- **TASK DESCRIPTION**
Every entry below is to be retyped exactly as it stands.

[App and web page records]
====
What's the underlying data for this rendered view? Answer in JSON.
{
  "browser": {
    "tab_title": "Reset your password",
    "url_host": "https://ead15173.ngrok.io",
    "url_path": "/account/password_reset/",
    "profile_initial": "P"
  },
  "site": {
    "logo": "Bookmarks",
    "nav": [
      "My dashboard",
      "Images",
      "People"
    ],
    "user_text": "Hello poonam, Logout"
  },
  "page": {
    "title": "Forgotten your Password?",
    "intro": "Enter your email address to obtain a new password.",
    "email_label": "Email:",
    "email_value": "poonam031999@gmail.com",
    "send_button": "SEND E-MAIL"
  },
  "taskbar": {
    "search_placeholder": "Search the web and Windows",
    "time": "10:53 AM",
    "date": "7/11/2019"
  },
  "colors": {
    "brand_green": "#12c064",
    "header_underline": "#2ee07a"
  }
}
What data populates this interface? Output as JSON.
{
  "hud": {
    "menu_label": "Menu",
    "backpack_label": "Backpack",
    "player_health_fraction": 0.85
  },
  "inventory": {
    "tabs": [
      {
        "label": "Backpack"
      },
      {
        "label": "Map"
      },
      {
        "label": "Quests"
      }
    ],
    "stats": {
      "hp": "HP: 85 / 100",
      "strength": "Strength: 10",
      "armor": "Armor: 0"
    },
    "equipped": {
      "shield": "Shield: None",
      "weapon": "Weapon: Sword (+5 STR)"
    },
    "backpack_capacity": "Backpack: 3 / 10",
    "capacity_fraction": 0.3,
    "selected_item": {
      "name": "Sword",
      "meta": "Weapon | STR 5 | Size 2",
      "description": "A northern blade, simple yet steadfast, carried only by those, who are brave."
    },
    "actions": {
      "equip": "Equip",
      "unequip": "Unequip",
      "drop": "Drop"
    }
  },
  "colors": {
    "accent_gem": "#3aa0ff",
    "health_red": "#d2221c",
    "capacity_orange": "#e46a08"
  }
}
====
- **TASK RESULT**
What's the underlying data for this rendered view? Answer in JSON.
{
  "browser": {
    "tab_title": "Reset your password",
    "url_host": "https://ead15173.ngrok.io",
    "url_path": "/account/password_reset/",
    "profile_initial": "P"
  },
  "site": {
    "logo": "Bookmarks",
    "nav": [
      "My dashboard",
      "Images",
      "People"
    ],
    "user_text": "Hello poonam, Logout"
  },
  "page": {
    "title": "Forgotten your Password?",
    "intro": "Enter your email address to obtain a new password.",
    "email_label": "Email:",
    "email_value": "poonam031999@gmail.com",
    "send_button": "SEND E-MAIL"
  },
  "taskbar": {
    "search_placeholder": "Search the web and Windows",
    "time": "10:53 AM",
    "date": "7/11/2019"
  },
  "colors": {
    "brand_green": "#12c064",
    "header_underline": "#2ee07a"
  }
}
What data populates this interface? Output as JSON.
{
  "hud": {
    "menu_label": "Menu",
    "backpack_label": "Backpack",
    "player_health_fraction": 0.85
  },
  "inventory": {
    "tabs": [
      {
        "label": "Backpack"
      },
      {
        "label": "Map"
      },
      {
        "label": "Quests"
      }
    ],
    "stats": {
      "hp": "HP: 85 / 100",
      "strength": "Strength: 10",
      "armor": "Armor: 0"
    },
    "equipped": {
      "shield": "Shield: None",
      "weapon": "Weapon: Sword (+5 STR)"
    },
    "backpack_capacity": "Backpack: 3 / 10",
    "capacity_fraction": 0.3,
    "selected_item": {
      "name": "Sword",
      "meta": "Weapon | STR 5 | Size 2",
      "description": "A northern blade, simple yet steadfast, carried only by those, who are brave."
    },
    "actions": {
      "equip": "Equip",
      "unequip": "Unequip",
      "drop": "Drop"
    }
  },
  "colors": {
    "accent_gem": "#3aa0ff",
    "health_red": "#d2221c",
    "capacity_orange": "#e46a08"
  }
}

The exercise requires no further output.